Good King Wenceslas looked out
On the Feast of Stephen
When the snow lay round about
Deep and crisp and even
Brightly shone the moon that night
Though the frost was cruel
When a poor man came in sight
Gath ’ring winter fuel
Ask thirty people to say this King’s name and you may get thirty different pronunciations. No one seems to know how to pronounce Wenceslaus or Wenceslas, as it is written in most of our hymnals.
There are actually more than thirty possible pronunciations, but the most common in English is Wen – suh – sluhs.
The good news is, with more than thirty possibilities, you can’t really go wrong. Just say it confidently and everyone will think you’re right!
But what may even be lesser known than how to say his name correctly is the story of his life, the inspiration for this classic Christmas hymn.
King Whatever had a really interesting story.
“Good King Wenceslas” was inspired by the story of an ancient king who was made a saint after his death. He was known as Vaclav the Good, or King Wenceslaus.
The people of the Czech Republic had fallen on hard times. Tradition says that the king was looking out his window and watched a poor man collecting wood. The king asked his servant to find out where the poor man lived and to help him take meat, drink, and firewood to his home.
As the king and his servant ventured out on a very cold night, the servant struggled to walk in the snow.
As the story goes, the king told his servant to step in the king’s footprints.

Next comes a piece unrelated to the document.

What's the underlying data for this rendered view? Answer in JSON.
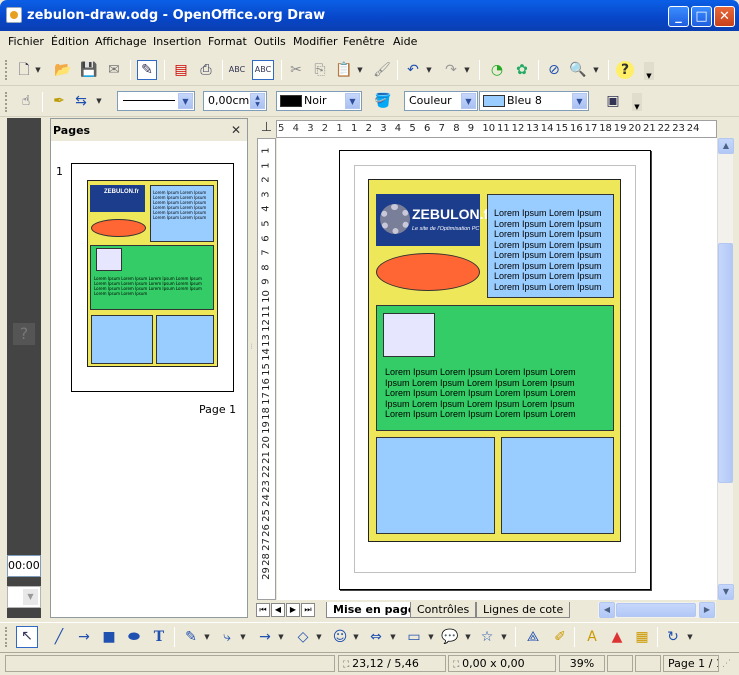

Miraculously, each time the servant placed his foot where the king’s foot had been, the servant’s feet were warmed. Thus, they delivered the food and helped the family.
Soon, news of the king’s generosity spread through the country, encouraging others toward generous living.
The last stanza of “Good King Wenceslas” says:
Therefore, Christian men, be sure
Wealth or rank possessing
Ye, who now will bless the poor
Shall yourselves find blessing.
At Christmas, we give to those we love and to those in need. All of us can “bless the poor” with what we give, whether it be a lot or a little.
The amazing thing about giving is that, when we give what the Lord wants us to give, we find it to be a blessing in our lives as well.
And your lived-out generosity can “warm the feet of others” as they follow in your footsteps. They may see your sacrifice for others this Christmas and be inclined to do the same.
Whom will you bless this Christmas?
May you be blessed for following the example of Good King You-Know-Who.